**The task**. The word "more" may appear in lines of the data below. Say how many lines hold it, giving only the number.

|---|

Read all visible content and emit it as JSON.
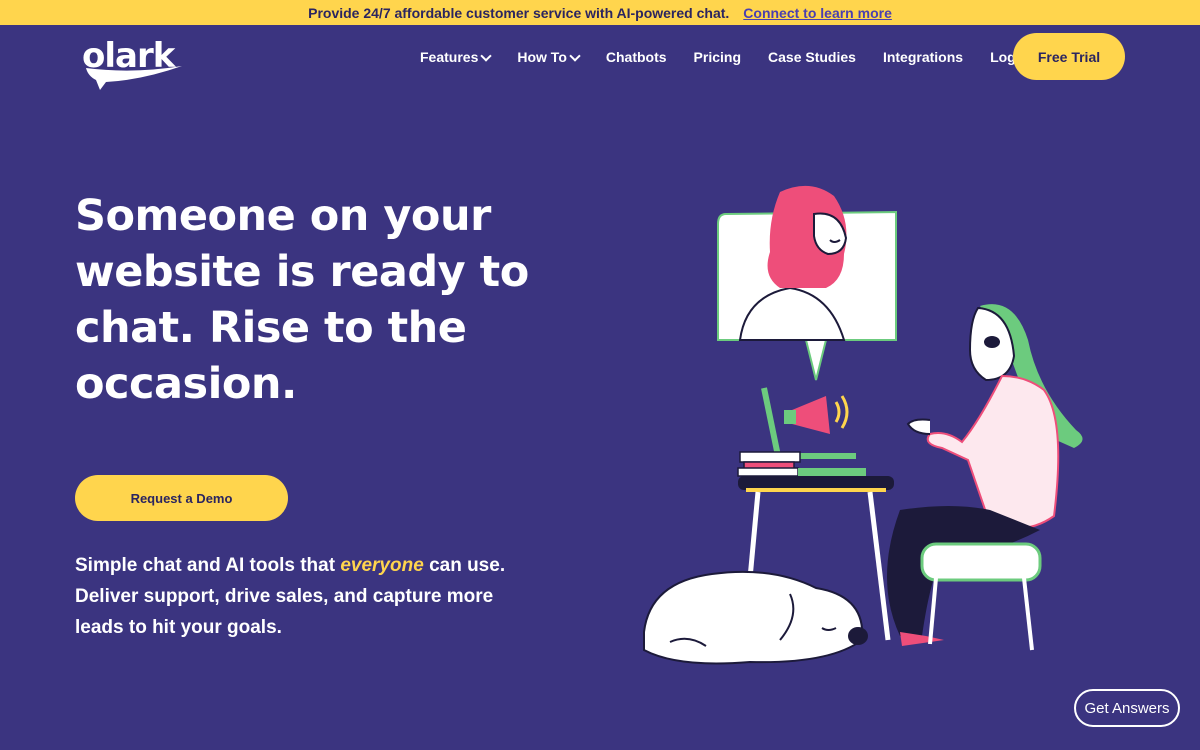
{
  "announcement": {
    "message": "Provide 24/7 affordable customer service with AI-powered chat.",
    "link": "Connect to learn more"
  },
  "brand": {
    "logo_text": "olark"
  },
  "nav": {
    "items": [
      {
        "label": "Features",
        "has_dropdown": true
      },
      {
        "label": "How To",
        "has_dropdown": true
      },
      {
        "label": "Chatbots",
        "has_dropdown": false
      },
      {
        "label": "Pricing",
        "has_dropdown": false
      },
      {
        "label": "Case Studies",
        "has_dropdown": false
      },
      {
        "label": "Integrations",
        "has_dropdown": false
      },
      {
        "label": "Log in",
        "has_dropdown": false
      }
    ],
    "cta": "Free Trial"
  },
  "hero": {
    "title": "Someone on your website is ready to chat. Rise to the occasion.",
    "demo_button": "Request a Demo",
    "subtitle_before": "Simple chat and AI tools that",
    "subtitle_emphasis": "everyone",
    "subtitle_after": "can use. Deliver support, drive sales, and capture more leads to hit your goals."
  },
  "help_widget": {
    "label": "Get Answers"
  },
  "colors": {
    "background": "#3b3480",
    "accent": "#ffd54d",
    "pink": "#ee4e7a",
    "green": "#6ccb7e"
  },
  "icons": [
    "chevron-down-icon",
    "speech-tail-icon"
  ]
}
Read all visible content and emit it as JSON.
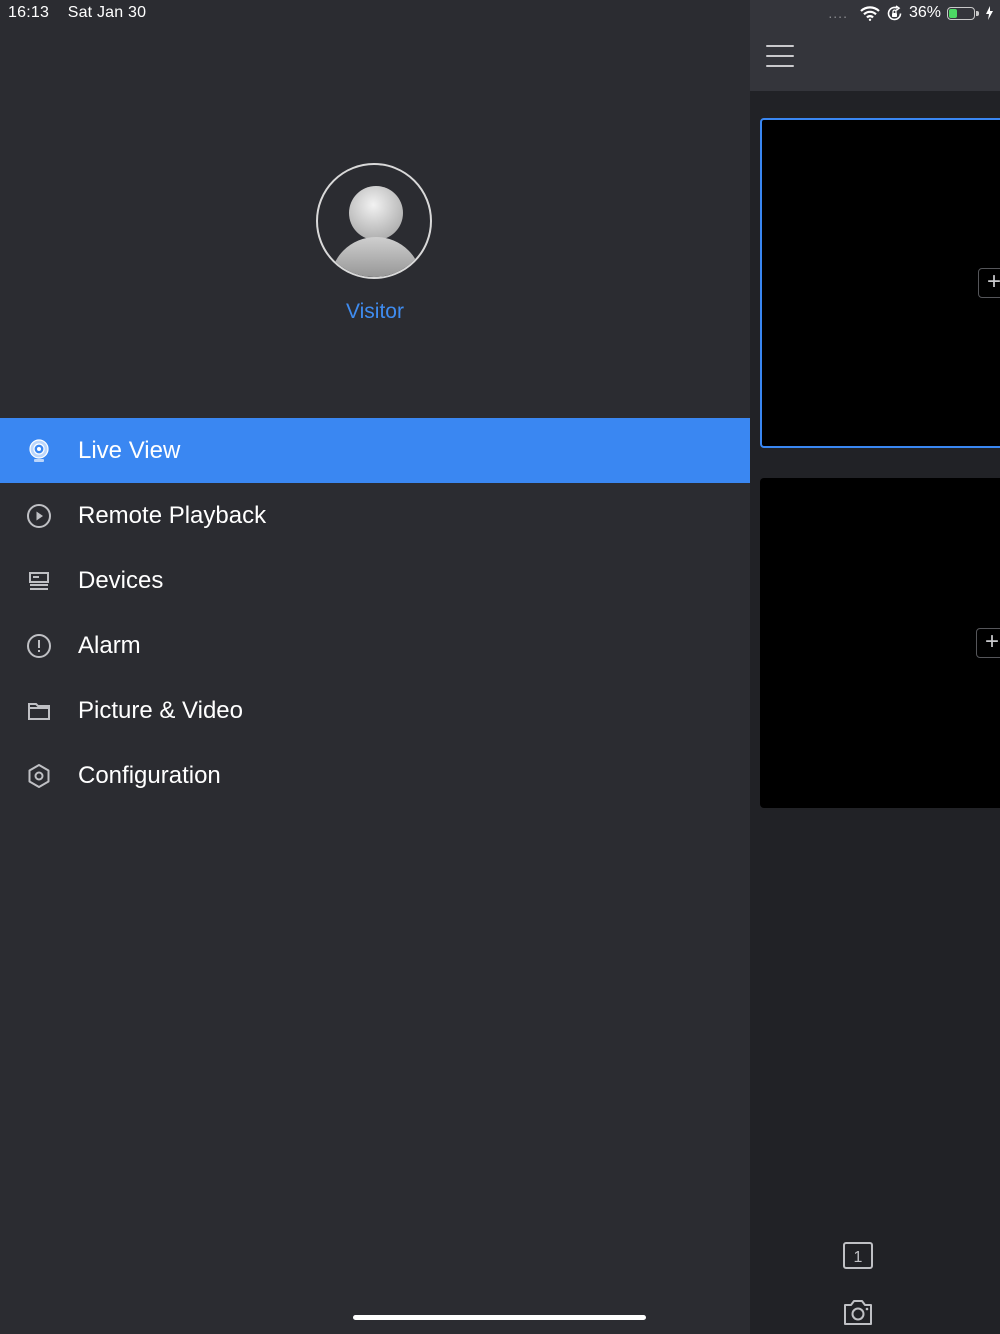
{
  "status_bar": {
    "time": "16:13",
    "date": "Sat Jan 30",
    "battery_percent": "36%",
    "battery_level": 0.36,
    "signal_indicator": "....",
    "icons": [
      "wifi-icon",
      "orientation-lock-icon",
      "battery-icon",
      "charging-bolt-icon"
    ]
  },
  "profile": {
    "username": "Visitor",
    "avatar_icon": "default-user-avatar"
  },
  "menu": {
    "items": [
      {
        "label": "Live View",
        "icon": "camera-icon",
        "active": true
      },
      {
        "label": "Remote Playback",
        "icon": "play-circle-icon",
        "active": false
      },
      {
        "label": "Devices",
        "icon": "device-list-icon",
        "active": false
      },
      {
        "label": "Alarm",
        "icon": "alarm-exclamation-icon",
        "active": false
      },
      {
        "label": "Picture & Video",
        "icon": "folder-icon",
        "active": false
      },
      {
        "label": "Configuration",
        "icon": "gear-icon",
        "active": false
      }
    ]
  },
  "live_view": {
    "menu_icon": "hamburger-icon",
    "tiles": [
      {
        "selected": true,
        "add_label": "+"
      },
      {
        "selected": false,
        "add_label": "+"
      }
    ],
    "window_count": "1",
    "snapshot_icon": "camera-snapshot-icon"
  },
  "colors": {
    "accent": "#3a87f2",
    "sidebar_bg": "#2b2c31",
    "pane_bg": "#212226",
    "username": "#3f8cf0"
  }
}
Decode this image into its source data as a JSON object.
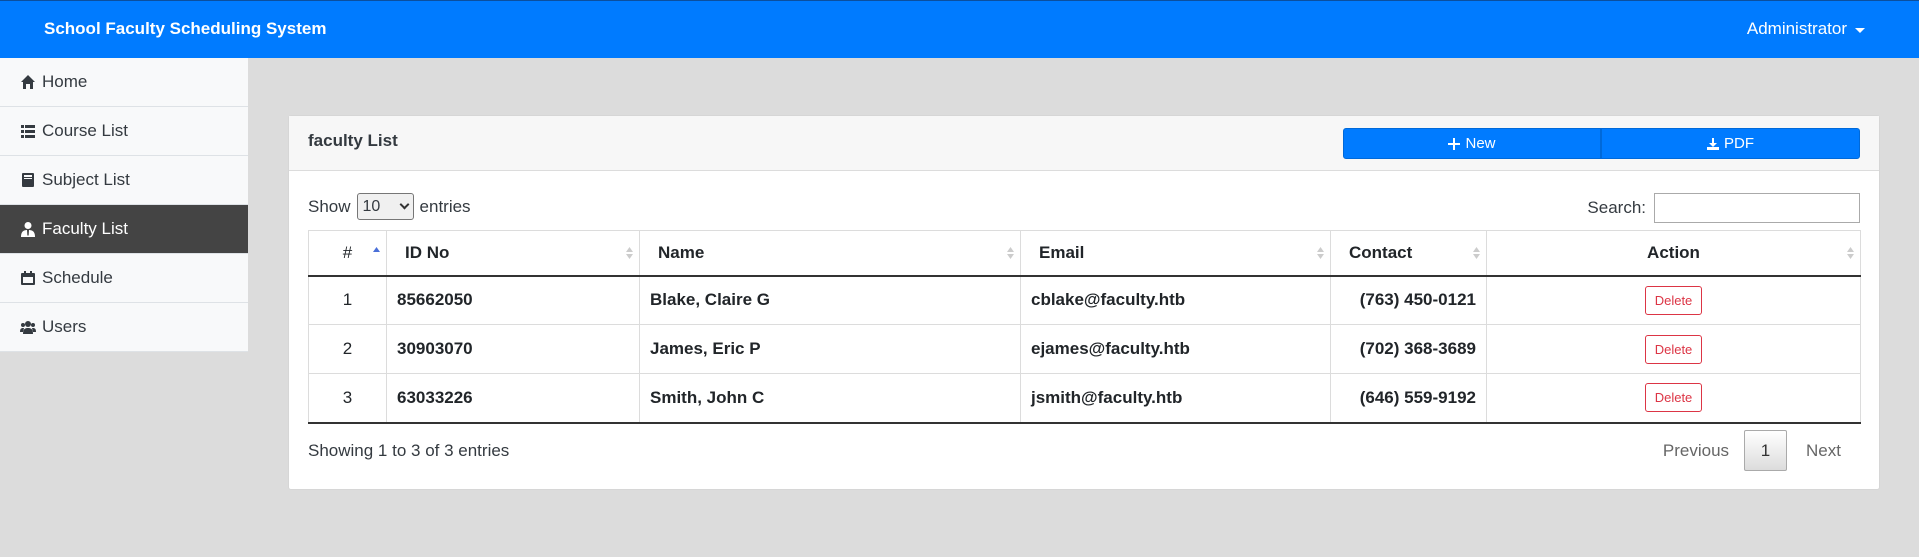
{
  "app": {
    "title": "School Faculty Scheduling System",
    "user_menu": "Administrator"
  },
  "sidebar": {
    "items": [
      {
        "label": "Home",
        "icon": "home-icon",
        "active": false
      },
      {
        "label": "Course List",
        "icon": "list-icon",
        "active": false
      },
      {
        "label": "Subject List",
        "icon": "book-icon",
        "active": false
      },
      {
        "label": "Faculty List",
        "icon": "user-tie-icon",
        "active": true
      },
      {
        "label": "Schedule",
        "icon": "calendar-icon",
        "active": false
      },
      {
        "label": "Users",
        "icon": "users-icon",
        "active": false
      }
    ]
  },
  "card": {
    "title": "faculty List",
    "new_label": "New",
    "pdf_label": "PDF"
  },
  "table_controls": {
    "show_label": "Show",
    "entries_value": "10",
    "entries_label": "entries",
    "search_label": "Search:",
    "search_value": ""
  },
  "table": {
    "headers": [
      "#",
      "ID No",
      "Name",
      "Email",
      "Contact",
      "Action"
    ],
    "rows": [
      {
        "num": "1",
        "id": "85662050",
        "name": "Blake, Claire G",
        "email": "cblake@faculty.htb",
        "contact": "(763) 450-0121",
        "action": "Delete"
      },
      {
        "num": "2",
        "id": "30903070",
        "name": "James, Eric P",
        "email": "ejames@faculty.htb",
        "contact": "(702) 368-3689",
        "action": "Delete"
      },
      {
        "num": "3",
        "id": "63033226",
        "name": "Smith, John C",
        "email": "jsmith@faculty.htb",
        "contact": "(646) 559-9192",
        "action": "Delete"
      }
    ]
  },
  "footer": {
    "info": "Showing 1 to 3 of 3 entries",
    "previous": "Previous",
    "page": "1",
    "next": "Next"
  },
  "colors": {
    "primary": "#007bff",
    "danger": "#dc3545",
    "sidebar_active": "#444444",
    "background": "#dcdcdc"
  }
}
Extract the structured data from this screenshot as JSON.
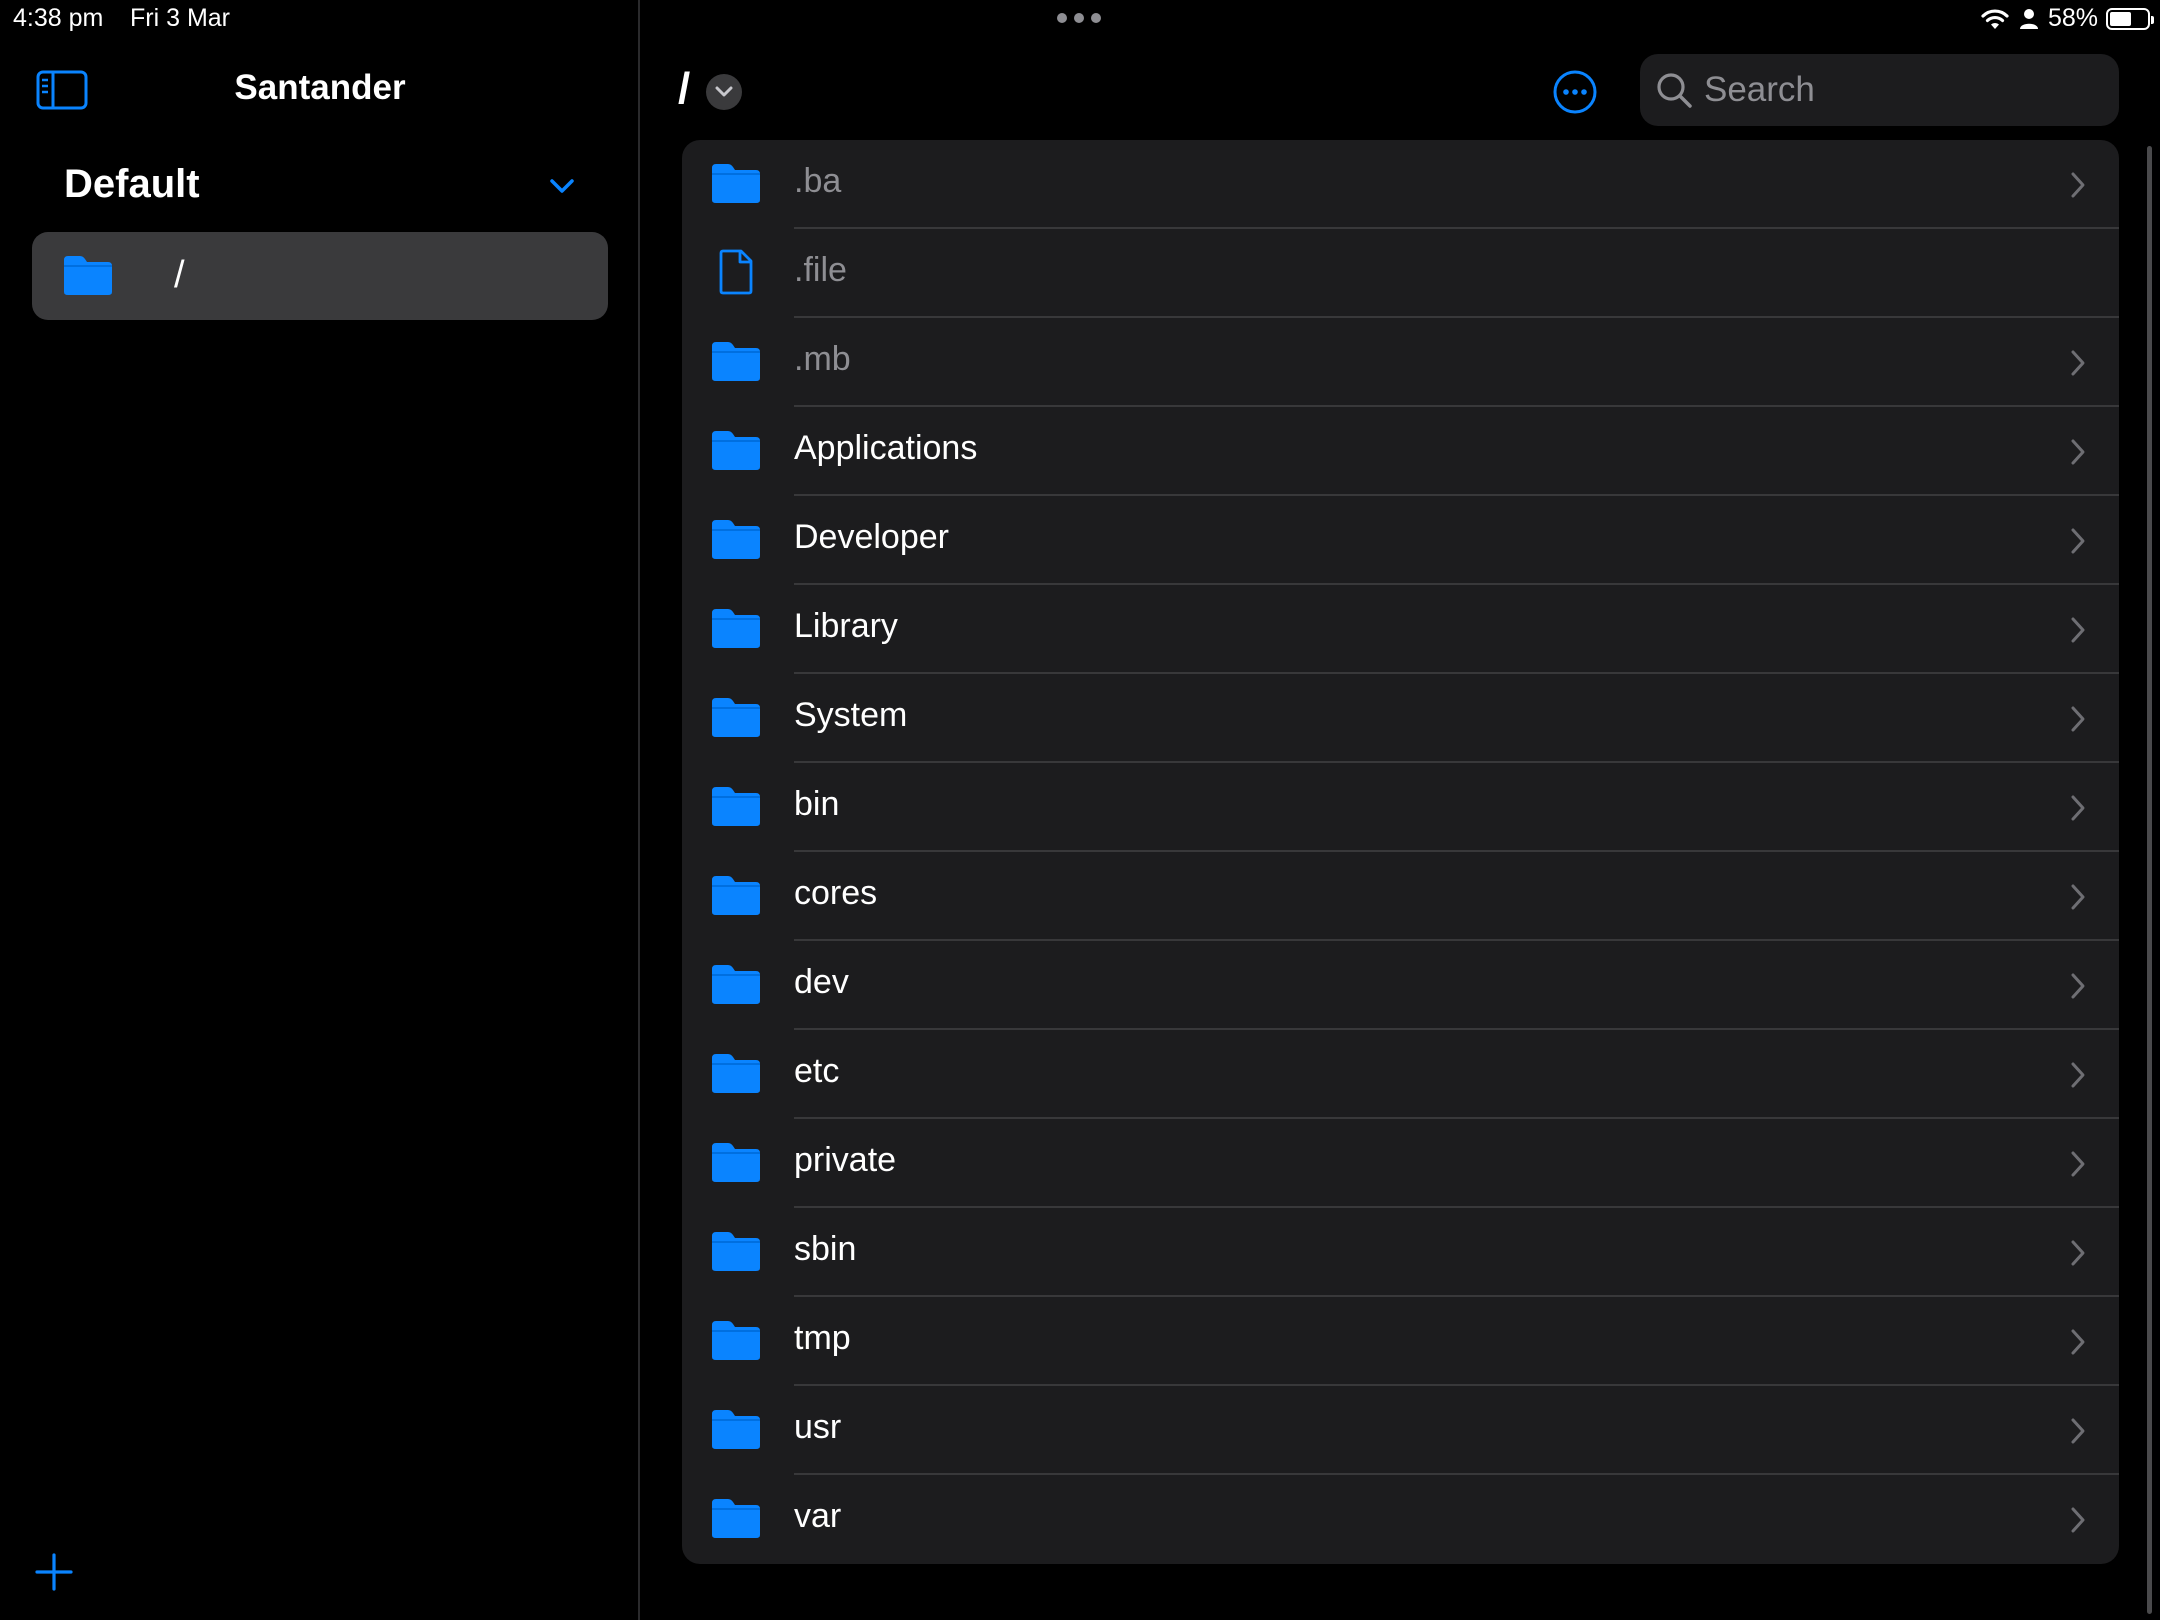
{
  "status_bar": {
    "time": "4:38 pm",
    "date": "Fri 3 Mar",
    "battery_percent": "58%",
    "battery_level": 0.58
  },
  "sidebar": {
    "title": "Santander",
    "section_title": "Default",
    "items": [
      {
        "label": "/",
        "icon": "folder-icon",
        "selected": true
      }
    ]
  },
  "main": {
    "title": "/",
    "search": {
      "placeholder": "Search",
      "value": ""
    },
    "rows": [
      {
        "label": ".ba",
        "type": "folder",
        "hidden": true
      },
      {
        "label": ".file",
        "type": "file",
        "hidden": true
      },
      {
        "label": ".mb",
        "type": "folder",
        "hidden": true
      },
      {
        "label": "Applications",
        "type": "folder",
        "hidden": false
      },
      {
        "label": "Developer",
        "type": "folder",
        "hidden": false
      },
      {
        "label": "Library",
        "type": "folder",
        "hidden": false
      },
      {
        "label": "System",
        "type": "folder",
        "hidden": false
      },
      {
        "label": "bin",
        "type": "folder",
        "hidden": false
      },
      {
        "label": "cores",
        "type": "folder",
        "hidden": false
      },
      {
        "label": "dev",
        "type": "folder",
        "hidden": false
      },
      {
        "label": "etc",
        "type": "folder",
        "hidden": false
      },
      {
        "label": "private",
        "type": "folder",
        "hidden": false
      },
      {
        "label": "sbin",
        "type": "folder",
        "hidden": false
      },
      {
        "label": "tmp",
        "type": "folder",
        "hidden": false
      },
      {
        "label": "usr",
        "type": "folder",
        "hidden": false
      },
      {
        "label": "var",
        "type": "folder",
        "hidden": false
      }
    ]
  },
  "colors": {
    "accent": "#0a84ff",
    "background": "#000000",
    "list_background": "#1c1c1e",
    "selected_background": "#3a3a3c",
    "secondary_text": "#8e8e93"
  }
}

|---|

**Solved exercise**. 2